Understanding Angular’s $scope and $rootScope event system $emit, $broadcast and $on
$on fall under the common “publish/subscribe” design pattern, or can do, in which you’d publish an event and subscribe/unsubscribe to it somewhere else. The Angular event system is brilliant, it makes things flawless and easy to do (as you’d expect!) but the concept behind it isn’t so simple to master and you can often be left wondering why things don’t work as you thought they might.
For those who are new to Angular and haven’t used or seen
$on, let’s clarify what they do before we look at
$rootScope event and scope relationships and how to utilise the event system correctly - as well as understand what’s really going on.
$scope.$emit up, $scope.$broadcast down
$scope.$emit will fire an event up the
$scope.$broadcast will fire an event down the
$scope.$on is how we listen for these events. A quick example:
The key thing to remember when using
$scope to fire your events, is that they will communicate only with immediate parent or child scopes only! Scopes aren’t always child and parent. We might have sibling scopes. Using
$scope to fire an event will miss out sibling scopes, and just carry on up! They do not go sideways!
The simplest way to emulate parent and child scopes are to use Controllers. Each Controller creates new
$scope, which Angular neatly outputs an
ng-scope class on newly scoped elements for us:
We could fire an event down from
If we wanted to communicate upwards, from
ParentCtrl, you guessed it, we can use
To demonstrate how
$scope works when firing the events, here’s a simple hierarchy:
SiblingOneCtrl would never know it happened. This can be an annoyance, but a (slightly hacky-feely) remedy can be done:
What this does is jump up to
ParentCtrl and then fire the
$broadcast from there.
If things weren’t complicated enough, let’s throw in
$rootScope as well.
$rootScope is the parent of all scopes, which makes every newly created
$scope a descendent! I mentioned above about how
$scope is limited to direct scopes,
$rootScope is how we could communicate across scopes with ease. Doing this will fit certain scenarios better than others. It’s not as simple as up or down the scopes though, unfortunately…
$rootScope.$emit versus $rootScope.$broadcast
$rootScope Object has the identical
$on methods, but they work slightly differently to how
$scope implements them. As
$rootScope has no
$parent, using an
$emit would be pointless, right? Nope, instead,
$rootScope.$emit will fire an event for all
$rootScope.$on listeners only. The interesting part is that
$rootScope.$broadcast will notify all
$rootScope.$on as well as
$scope.$on listeners, subtle but very important difference if you want to avoid issues in your application.
Let’s take an even deeper hierarchy:
The above has 3 lexical scopes (where parent scopes are accessible in the current scope, kind of hurts your brain to think about it in terms of DOM scoping, but the concepts are there) and 4 Angular scopes,

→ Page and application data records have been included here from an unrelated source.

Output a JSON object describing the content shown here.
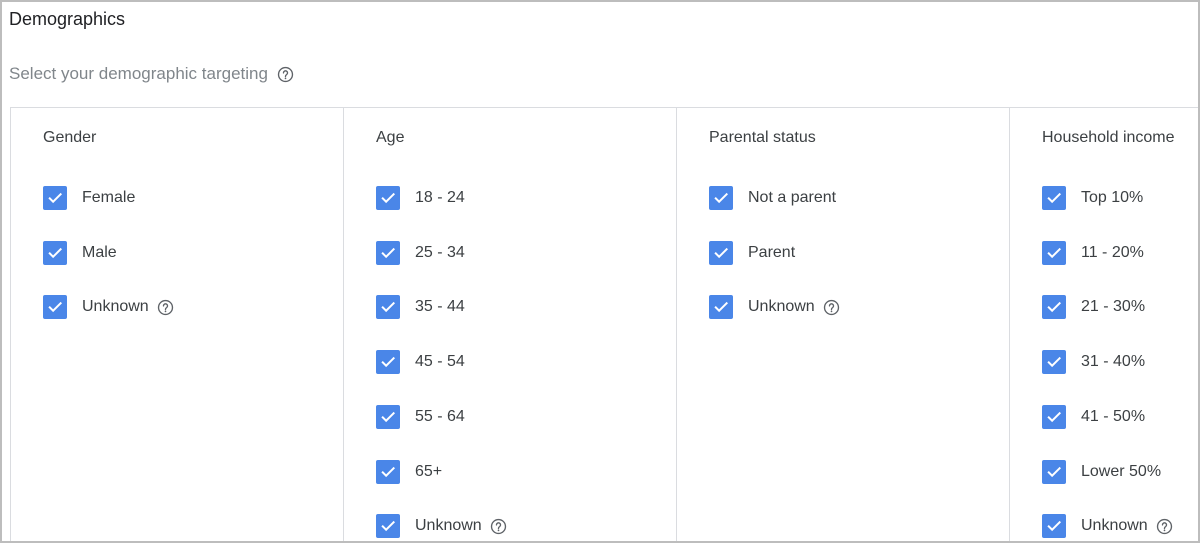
{
  "title": "Demographics",
  "subtitle": "Select your demographic targeting",
  "icons": {
    "help": "help-circle-icon",
    "check": "checkmark-icon"
  },
  "colors": {
    "checkbox": "#4a86e8",
    "divider": "#dadce0",
    "text": "#3c4043",
    "muted": "#80868b"
  },
  "columns": [
    {
      "title": "Gender",
      "options": [
        {
          "label": "Female",
          "checked": true,
          "help": false
        },
        {
          "label": "Male",
          "checked": true,
          "help": false
        },
        {
          "label": "Unknown",
          "checked": true,
          "help": true
        }
      ]
    },
    {
      "title": "Age",
      "options": [
        {
          "label": "18 - 24",
          "checked": true,
          "help": false
        },
        {
          "label": "25 - 34",
          "checked": true,
          "help": false
        },
        {
          "label": "35 - 44",
          "checked": true,
          "help": false
        },
        {
          "label": "45 - 54",
          "checked": true,
          "help": false
        },
        {
          "label": "55 - 64",
          "checked": true,
          "help": false
        },
        {
          "label": "65+",
          "checked": true,
          "help": false
        },
        {
          "label": "Unknown",
          "checked": true,
          "help": true
        }
      ]
    },
    {
      "title": "Parental status",
      "options": [
        {
          "label": "Not a parent",
          "checked": true,
          "help": false
        },
        {
          "label": "Parent",
          "checked": true,
          "help": false
        },
        {
          "label": "Unknown",
          "checked": true,
          "help": true
        }
      ]
    },
    {
      "title": "Household income",
      "options": [
        {
          "label": "Top 10%",
          "checked": true,
          "help": false
        },
        {
          "label": "11 - 20%",
          "checked": true,
          "help": false
        },
        {
          "label": "21 - 30%",
          "checked": true,
          "help": false
        },
        {
          "label": "31 - 40%",
          "checked": true,
          "help": false
        },
        {
          "label": "41 - 50%",
          "checked": true,
          "help": false
        },
        {
          "label": "Lower 50%",
          "checked": true,
          "help": false
        },
        {
          "label": "Unknown",
          "checked": true,
          "help": true
        }
      ]
    }
  ]
}
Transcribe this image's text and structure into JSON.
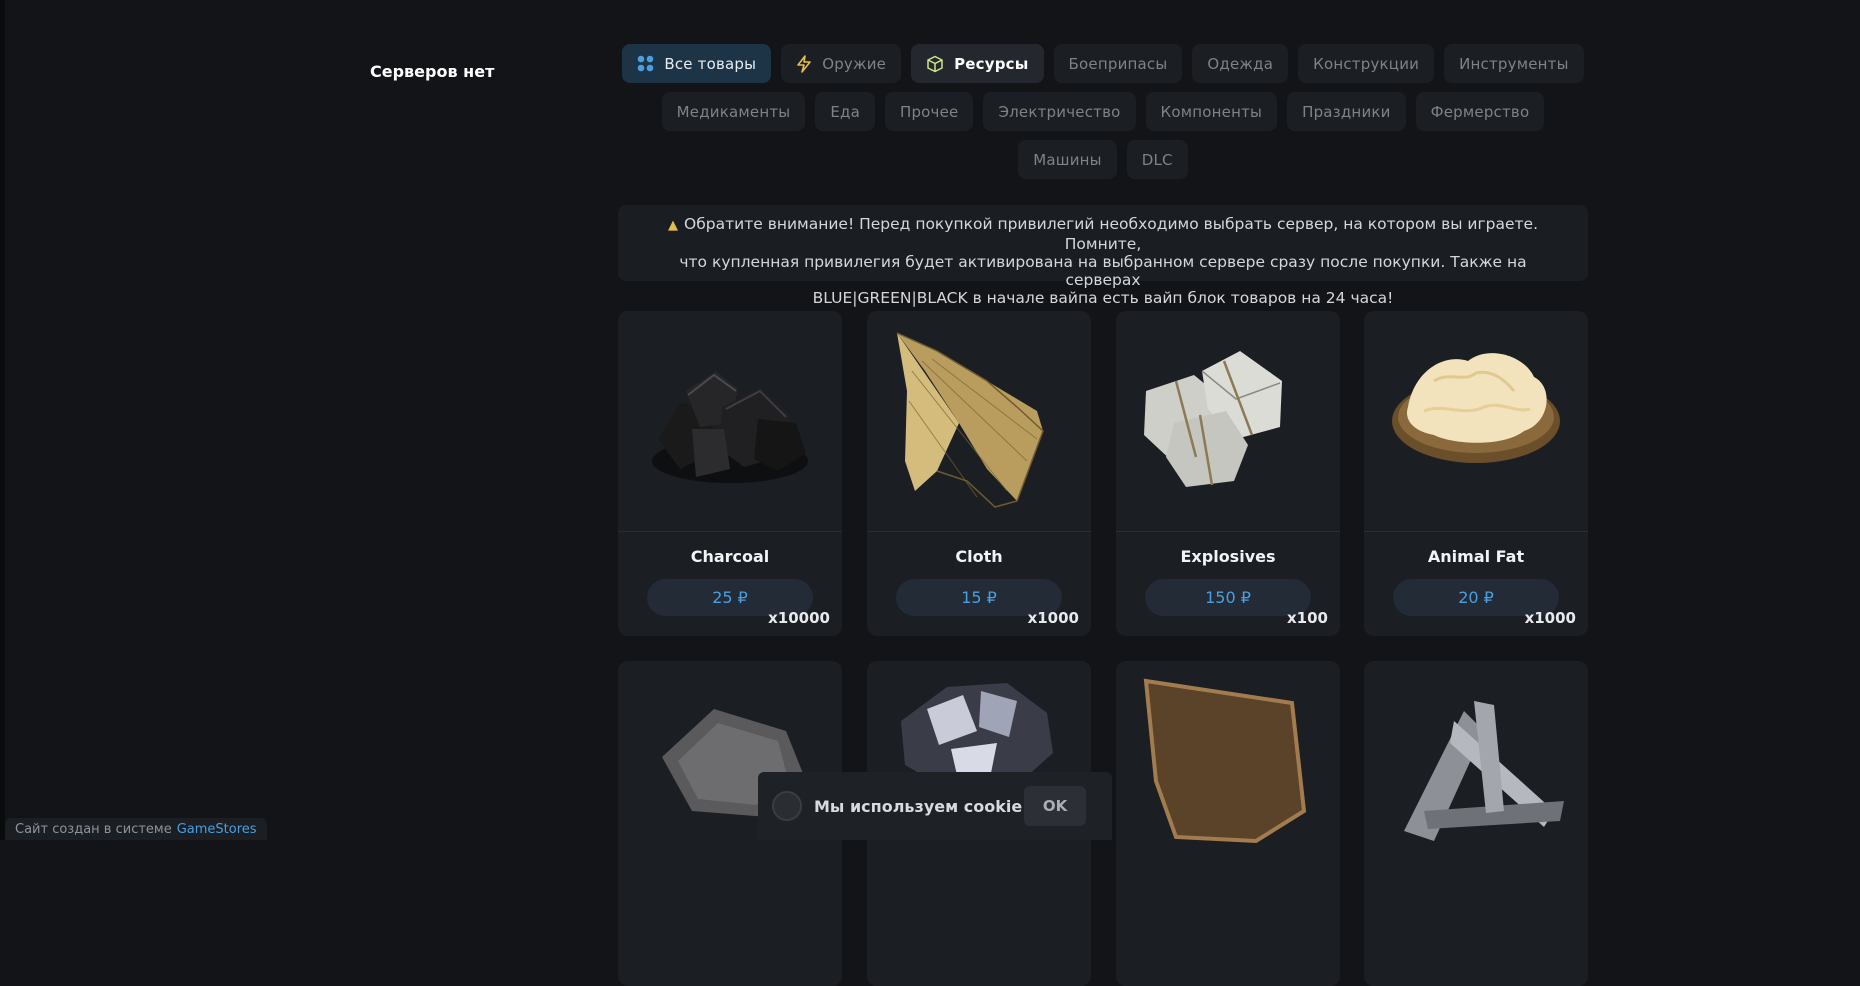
{
  "sidebar": {
    "servers_label": "Серверов нет"
  },
  "categories": {
    "row1": [
      "Все товары",
      "Оружие",
      "Ресурсы",
      "Боеприпасы",
      "Одежда",
      "Конструкции",
      "Инструменты"
    ],
    "row2": [
      "Медикаменты",
      "Еда",
      "Прочее",
      "Электричество",
      "Компоненты",
      "Праздники",
      "Фермерство"
    ],
    "row3": [
      "Машины",
      "DLC"
    ],
    "selected": "Ресурсы"
  },
  "icons": {
    "all": "grid-icon",
    "weapons": "lightning-icon",
    "resources": "cube-icon",
    "notice": "warning-icon",
    "cookie": "cookie-icon"
  },
  "notice": {
    "line1": "Обратите внимание! Перед покупкой привилегий необходимо выбрать сервер, на котором вы играете. Помните,",
    "line2": "что купленная привилегия будет активирована на выбранном сервере сразу после покупки. Также на серверах",
    "line3": "BLUE|GREEN|BLACK в начале вайпа есть вайп блок товаров на 24 часа!"
  },
  "products": [
    {
      "name": "Charcoal",
      "price": "25 ₽",
      "qty": "x10000"
    },
    {
      "name": "Cloth",
      "price": "15 ₽",
      "qty": "x1000"
    },
    {
      "name": "Explosives",
      "price": "150 ₽",
      "qty": "x100"
    },
    {
      "name": "Animal Fat",
      "price": "20 ₽",
      "qty": "x1000"
    }
  ],
  "cookie": {
    "text": "Мы используем cookie",
    "ok_label": "OK"
  },
  "footer": {
    "credit_text": "Сайт создан в системе",
    "credit_brand": "GameStores"
  },
  "colors": {
    "background": "#121418",
    "card": "#1b1e23",
    "accent": "#4a9fe0",
    "selected_tab": "#1d3446",
    "warning": "#e3c04a"
  }
}
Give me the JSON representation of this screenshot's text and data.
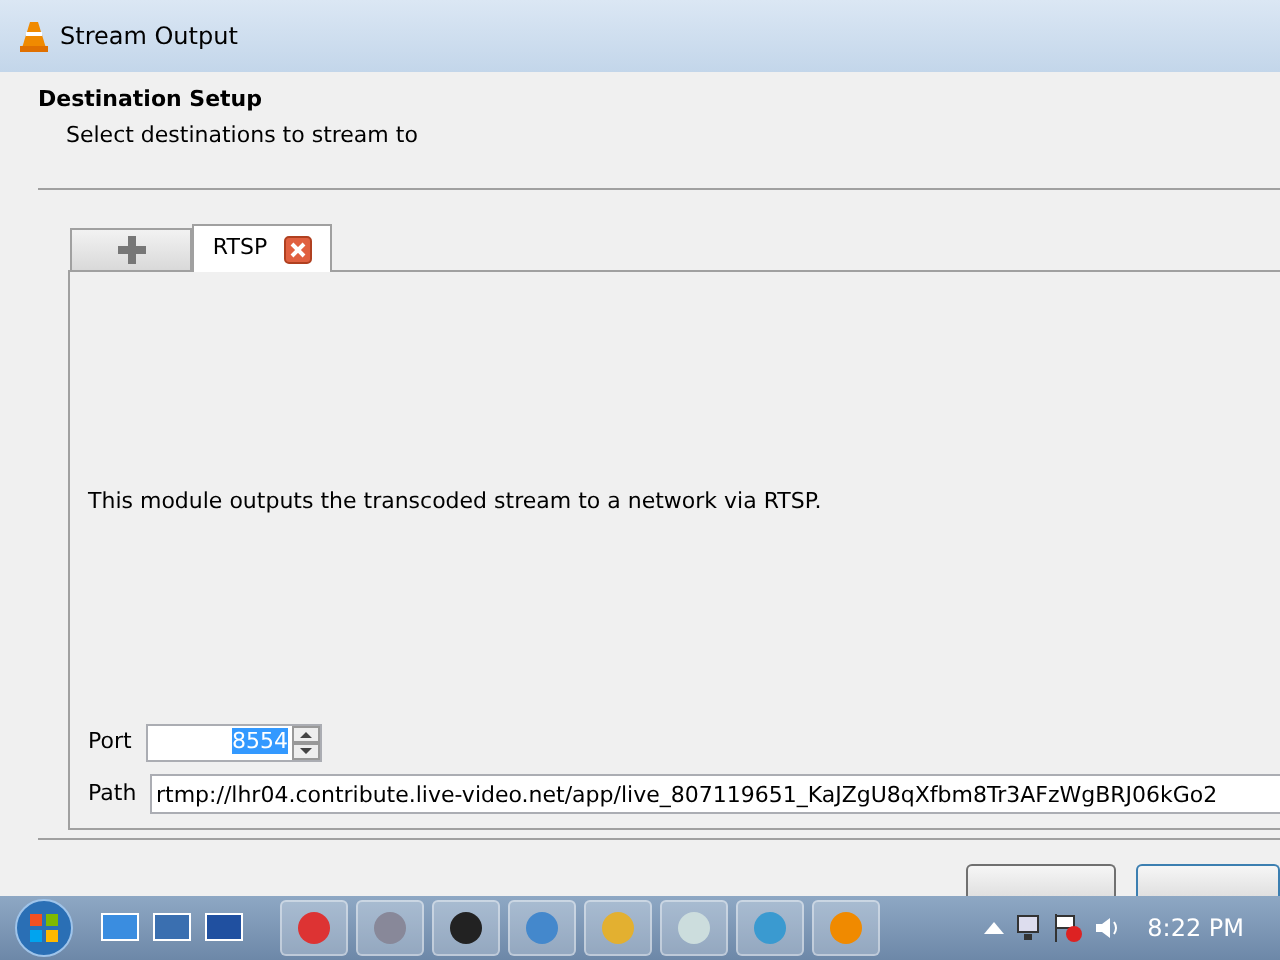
{
  "window": {
    "title": "Stream Output"
  },
  "header": {
    "title": "Destination Setup",
    "subtitle": "Select destinations to stream to"
  },
  "tabs": [
    {
      "kind": "add",
      "selected": false
    },
    {
      "kind": "module",
      "label": "RTSP",
      "selected": true,
      "closable": true
    }
  ],
  "panel": {
    "description": "This module outputs the transcoded stream to a network via RTSP.",
    "port": {
      "label": "Port",
      "value": "8554",
      "highlighted": true
    },
    "path": {
      "label": "Path",
      "value": "rtmp://lhr04.contribute.live-video.net/app/live_807119651_KaJZgU8qXfbm8Tr3AFzWgBRJ06kGo2"
    }
  },
  "taskbar": {
    "clock": "8:22 PM"
  }
}
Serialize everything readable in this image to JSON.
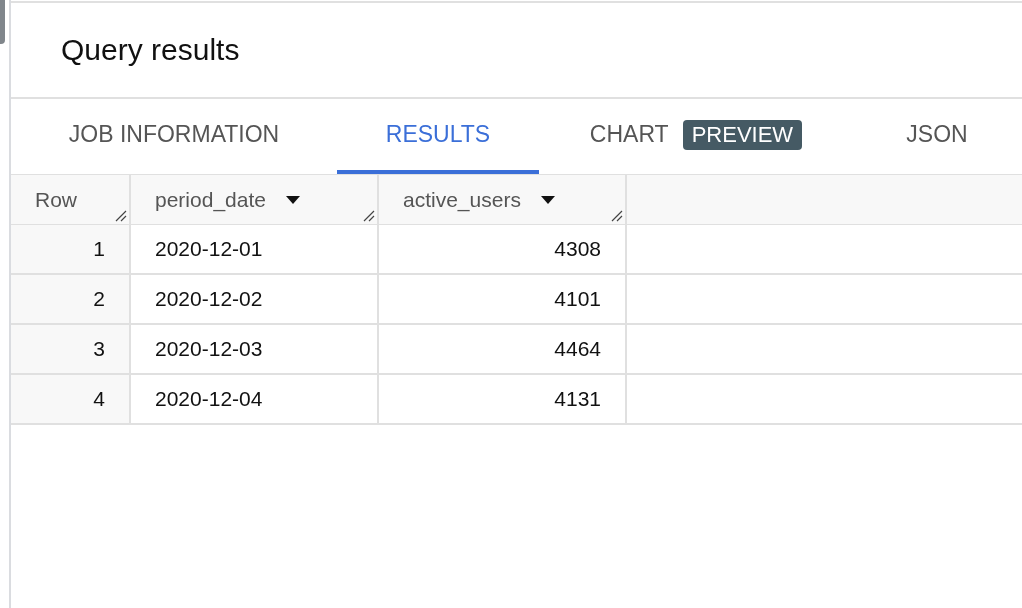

ChildCtrl. Two sibling scopes.
ChildCtrl would result in
ParentCtrl only being notified, as the event doesn’t hit sibling scopes only direct ancestors (completely ignoring
SiblingOneCtrl). If we used
$rootScope, however, then we can target
$rootScope listeners as well.
Unsubscribing from events
As part of the event system, you can unsubscribe from events at any time with the
$on listener. Unlike other libraries, there is no
$off method. The Angular docs aren’t particularly clear on how to “unsubscribe”, the docs say that
$on “Returns a deregistration function for this listener.”. We can assume by that they mean a
closure which allows us to unsubscribe.
Inside the source code of
v1.3.0-beta.11, we can locate the
$on method and confirm suspicions of a closure:
We can subscribe and unsubscribe very easily:
$rootScope.$on, we need to unbind those listeners each time the
$scope is destroyed.
$scope.$on listeners are automatically unbound, but we’ll need to call the above closure manually on the
If you choose to use
$emit, one of your other
$scope listeners can cancel it, so prevent it bubbling further. Using
$broadcast has the opposite effect in which it cannot be cancelled!
Cancelling an event which was sent via
$emit looks like this:
Every Angular Object has several properties, we can dig into them and observe what’s happening “under the hood”. We can take a look at
$rootScope.$$listeners to observe the listeners lifecycle. We can also unsubscribe from events that way as well by using this (but I wouldn’t encourage it):
Generally if I’m working on a particular Factory, I’ll communicate to other Directives or Controllers or even Factories using a specific namespace for cleaner pub/subs, which keeps things consistent and avoid naming conflicts.
If I were building an email application with an Inbox, we might use an
inbox namespace for that specific section. This is easily integrated with a few simple examples:
Dig through the docs for anything further! :)